### ACTIVITY
What lines of the data include the string "Count"? Copy them all.
════════════════
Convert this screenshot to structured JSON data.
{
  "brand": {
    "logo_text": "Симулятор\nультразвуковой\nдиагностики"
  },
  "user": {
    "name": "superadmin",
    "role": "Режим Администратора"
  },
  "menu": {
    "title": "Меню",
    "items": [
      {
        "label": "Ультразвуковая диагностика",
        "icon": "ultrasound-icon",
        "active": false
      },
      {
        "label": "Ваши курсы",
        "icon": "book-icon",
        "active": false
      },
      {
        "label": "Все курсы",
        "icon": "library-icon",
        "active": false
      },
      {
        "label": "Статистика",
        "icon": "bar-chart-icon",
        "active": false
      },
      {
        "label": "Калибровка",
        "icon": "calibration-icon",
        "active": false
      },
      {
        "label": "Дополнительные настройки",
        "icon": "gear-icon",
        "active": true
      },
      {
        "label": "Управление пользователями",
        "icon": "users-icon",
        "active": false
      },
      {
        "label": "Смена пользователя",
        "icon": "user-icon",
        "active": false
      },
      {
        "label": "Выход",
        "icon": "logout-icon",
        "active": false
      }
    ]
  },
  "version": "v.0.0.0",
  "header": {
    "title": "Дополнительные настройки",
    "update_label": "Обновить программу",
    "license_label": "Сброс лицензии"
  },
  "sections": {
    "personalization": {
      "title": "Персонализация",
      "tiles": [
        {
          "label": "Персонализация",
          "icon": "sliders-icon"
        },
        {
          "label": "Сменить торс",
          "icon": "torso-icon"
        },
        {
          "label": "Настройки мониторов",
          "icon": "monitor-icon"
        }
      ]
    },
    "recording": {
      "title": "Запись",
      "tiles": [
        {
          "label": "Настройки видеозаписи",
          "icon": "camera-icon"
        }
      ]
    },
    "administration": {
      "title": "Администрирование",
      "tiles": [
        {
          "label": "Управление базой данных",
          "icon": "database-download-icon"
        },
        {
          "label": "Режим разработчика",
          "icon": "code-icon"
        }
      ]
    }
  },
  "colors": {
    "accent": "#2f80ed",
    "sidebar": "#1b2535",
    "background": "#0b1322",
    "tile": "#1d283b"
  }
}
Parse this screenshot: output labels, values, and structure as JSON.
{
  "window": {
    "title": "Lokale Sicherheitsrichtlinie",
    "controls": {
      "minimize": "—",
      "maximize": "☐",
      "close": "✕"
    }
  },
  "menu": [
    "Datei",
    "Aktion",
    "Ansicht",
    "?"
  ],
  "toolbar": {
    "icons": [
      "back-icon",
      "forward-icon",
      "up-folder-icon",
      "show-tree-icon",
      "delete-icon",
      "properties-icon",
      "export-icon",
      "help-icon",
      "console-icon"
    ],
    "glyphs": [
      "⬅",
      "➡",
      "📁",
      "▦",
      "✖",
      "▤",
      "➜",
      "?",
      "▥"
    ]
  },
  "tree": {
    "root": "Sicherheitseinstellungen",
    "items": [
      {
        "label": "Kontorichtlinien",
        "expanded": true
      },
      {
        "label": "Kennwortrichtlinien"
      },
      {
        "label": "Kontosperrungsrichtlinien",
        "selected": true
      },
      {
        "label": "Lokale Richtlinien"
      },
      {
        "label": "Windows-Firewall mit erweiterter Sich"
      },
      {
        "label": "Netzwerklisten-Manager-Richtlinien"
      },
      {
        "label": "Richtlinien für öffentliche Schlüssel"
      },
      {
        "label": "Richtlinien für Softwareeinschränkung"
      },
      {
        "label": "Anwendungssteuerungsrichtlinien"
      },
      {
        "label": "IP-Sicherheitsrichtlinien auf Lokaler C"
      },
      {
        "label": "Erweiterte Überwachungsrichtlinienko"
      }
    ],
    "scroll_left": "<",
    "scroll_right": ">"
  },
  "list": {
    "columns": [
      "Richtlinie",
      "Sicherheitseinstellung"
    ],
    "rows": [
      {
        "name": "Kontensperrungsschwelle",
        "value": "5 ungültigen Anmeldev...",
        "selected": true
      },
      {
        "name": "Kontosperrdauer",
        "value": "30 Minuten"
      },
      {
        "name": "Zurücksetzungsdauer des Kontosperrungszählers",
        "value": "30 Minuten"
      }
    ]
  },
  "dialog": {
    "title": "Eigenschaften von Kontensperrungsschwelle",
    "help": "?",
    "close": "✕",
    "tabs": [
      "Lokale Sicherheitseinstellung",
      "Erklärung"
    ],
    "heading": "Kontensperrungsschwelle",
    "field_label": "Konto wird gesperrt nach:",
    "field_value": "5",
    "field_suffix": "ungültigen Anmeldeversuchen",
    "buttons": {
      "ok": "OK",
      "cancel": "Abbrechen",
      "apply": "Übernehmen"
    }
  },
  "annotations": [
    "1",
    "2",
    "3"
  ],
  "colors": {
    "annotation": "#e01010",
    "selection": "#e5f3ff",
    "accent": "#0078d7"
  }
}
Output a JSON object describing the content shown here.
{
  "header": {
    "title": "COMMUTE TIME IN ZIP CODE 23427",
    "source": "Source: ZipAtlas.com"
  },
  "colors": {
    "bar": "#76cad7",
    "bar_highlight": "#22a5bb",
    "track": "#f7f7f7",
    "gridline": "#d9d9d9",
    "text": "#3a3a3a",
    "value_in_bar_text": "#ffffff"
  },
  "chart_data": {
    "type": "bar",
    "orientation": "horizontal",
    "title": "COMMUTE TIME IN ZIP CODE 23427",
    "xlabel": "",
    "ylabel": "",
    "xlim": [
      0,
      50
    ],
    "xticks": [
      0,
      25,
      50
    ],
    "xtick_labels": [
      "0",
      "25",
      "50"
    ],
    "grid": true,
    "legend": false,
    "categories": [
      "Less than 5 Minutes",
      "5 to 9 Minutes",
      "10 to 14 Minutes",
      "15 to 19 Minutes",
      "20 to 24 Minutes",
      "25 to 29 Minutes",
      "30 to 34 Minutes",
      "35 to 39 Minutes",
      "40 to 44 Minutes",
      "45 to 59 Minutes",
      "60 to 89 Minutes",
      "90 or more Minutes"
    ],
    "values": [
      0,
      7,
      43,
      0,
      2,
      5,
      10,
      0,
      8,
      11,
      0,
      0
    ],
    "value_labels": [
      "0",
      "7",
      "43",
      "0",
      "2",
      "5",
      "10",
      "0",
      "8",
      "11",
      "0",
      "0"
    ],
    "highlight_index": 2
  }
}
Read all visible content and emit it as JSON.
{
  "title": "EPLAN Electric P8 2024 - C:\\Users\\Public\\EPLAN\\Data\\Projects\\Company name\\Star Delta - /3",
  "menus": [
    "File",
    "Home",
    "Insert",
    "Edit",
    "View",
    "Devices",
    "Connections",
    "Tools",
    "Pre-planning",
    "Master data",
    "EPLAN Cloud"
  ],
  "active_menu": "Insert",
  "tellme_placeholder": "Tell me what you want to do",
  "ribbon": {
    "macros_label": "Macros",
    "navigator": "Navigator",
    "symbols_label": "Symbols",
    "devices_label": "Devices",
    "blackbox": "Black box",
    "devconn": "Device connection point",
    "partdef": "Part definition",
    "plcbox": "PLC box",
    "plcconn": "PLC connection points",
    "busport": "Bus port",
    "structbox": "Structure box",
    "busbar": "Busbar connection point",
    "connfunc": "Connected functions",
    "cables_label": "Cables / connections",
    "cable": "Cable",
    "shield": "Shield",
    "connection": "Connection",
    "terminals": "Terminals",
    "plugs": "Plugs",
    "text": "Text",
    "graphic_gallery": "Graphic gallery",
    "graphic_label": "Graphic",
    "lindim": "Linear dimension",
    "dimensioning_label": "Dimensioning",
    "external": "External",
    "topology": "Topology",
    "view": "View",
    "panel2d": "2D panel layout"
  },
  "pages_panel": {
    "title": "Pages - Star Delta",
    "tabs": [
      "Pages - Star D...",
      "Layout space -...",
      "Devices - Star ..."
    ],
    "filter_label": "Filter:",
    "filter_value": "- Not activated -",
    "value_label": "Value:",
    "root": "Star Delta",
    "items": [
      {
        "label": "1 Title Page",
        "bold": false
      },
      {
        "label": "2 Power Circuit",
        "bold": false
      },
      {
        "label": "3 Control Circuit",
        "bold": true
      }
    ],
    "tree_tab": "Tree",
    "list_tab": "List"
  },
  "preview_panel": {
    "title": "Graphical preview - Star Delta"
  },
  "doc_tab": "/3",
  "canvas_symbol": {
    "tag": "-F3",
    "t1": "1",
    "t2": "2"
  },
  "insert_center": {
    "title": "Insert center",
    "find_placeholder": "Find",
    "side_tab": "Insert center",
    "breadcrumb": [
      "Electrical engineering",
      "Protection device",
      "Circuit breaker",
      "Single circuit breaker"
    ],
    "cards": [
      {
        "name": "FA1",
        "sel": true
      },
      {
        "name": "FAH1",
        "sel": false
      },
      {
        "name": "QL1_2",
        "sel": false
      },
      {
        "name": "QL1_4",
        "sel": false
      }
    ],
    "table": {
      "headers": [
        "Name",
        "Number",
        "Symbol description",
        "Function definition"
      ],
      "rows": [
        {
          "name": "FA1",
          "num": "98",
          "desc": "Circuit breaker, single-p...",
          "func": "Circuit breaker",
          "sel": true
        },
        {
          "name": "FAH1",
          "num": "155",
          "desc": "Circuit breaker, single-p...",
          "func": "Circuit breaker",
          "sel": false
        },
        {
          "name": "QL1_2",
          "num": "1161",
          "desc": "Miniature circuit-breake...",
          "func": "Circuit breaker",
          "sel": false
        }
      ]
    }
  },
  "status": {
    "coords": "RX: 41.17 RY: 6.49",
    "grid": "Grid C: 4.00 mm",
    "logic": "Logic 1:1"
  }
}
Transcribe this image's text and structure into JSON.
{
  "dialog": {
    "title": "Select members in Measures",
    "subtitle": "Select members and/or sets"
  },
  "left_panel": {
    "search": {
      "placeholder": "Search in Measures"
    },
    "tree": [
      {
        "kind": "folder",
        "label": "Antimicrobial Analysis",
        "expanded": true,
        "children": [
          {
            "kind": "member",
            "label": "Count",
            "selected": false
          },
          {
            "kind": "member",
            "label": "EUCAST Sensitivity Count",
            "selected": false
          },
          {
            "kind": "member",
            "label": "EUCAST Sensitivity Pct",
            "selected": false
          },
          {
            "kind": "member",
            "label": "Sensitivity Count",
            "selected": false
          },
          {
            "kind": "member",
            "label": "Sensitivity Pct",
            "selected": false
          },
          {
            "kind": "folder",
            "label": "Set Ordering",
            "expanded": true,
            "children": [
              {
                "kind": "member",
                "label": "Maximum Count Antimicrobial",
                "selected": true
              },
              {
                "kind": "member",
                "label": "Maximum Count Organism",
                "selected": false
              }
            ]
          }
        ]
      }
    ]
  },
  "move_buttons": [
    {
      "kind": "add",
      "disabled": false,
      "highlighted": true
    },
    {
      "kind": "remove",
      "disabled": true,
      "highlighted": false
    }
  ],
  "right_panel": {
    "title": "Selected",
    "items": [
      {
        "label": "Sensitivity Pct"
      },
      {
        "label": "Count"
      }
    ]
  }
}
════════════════
### ANSWER TO THE PROBLEM
            "label": "Count",
            "label": "EUCAST Sensitivity Count",
            "label": "Sensitivity Count",
                "label": "Maximum Count Antimicrobial",
                "label": "Maximum Count Organism",
        "label": "Count"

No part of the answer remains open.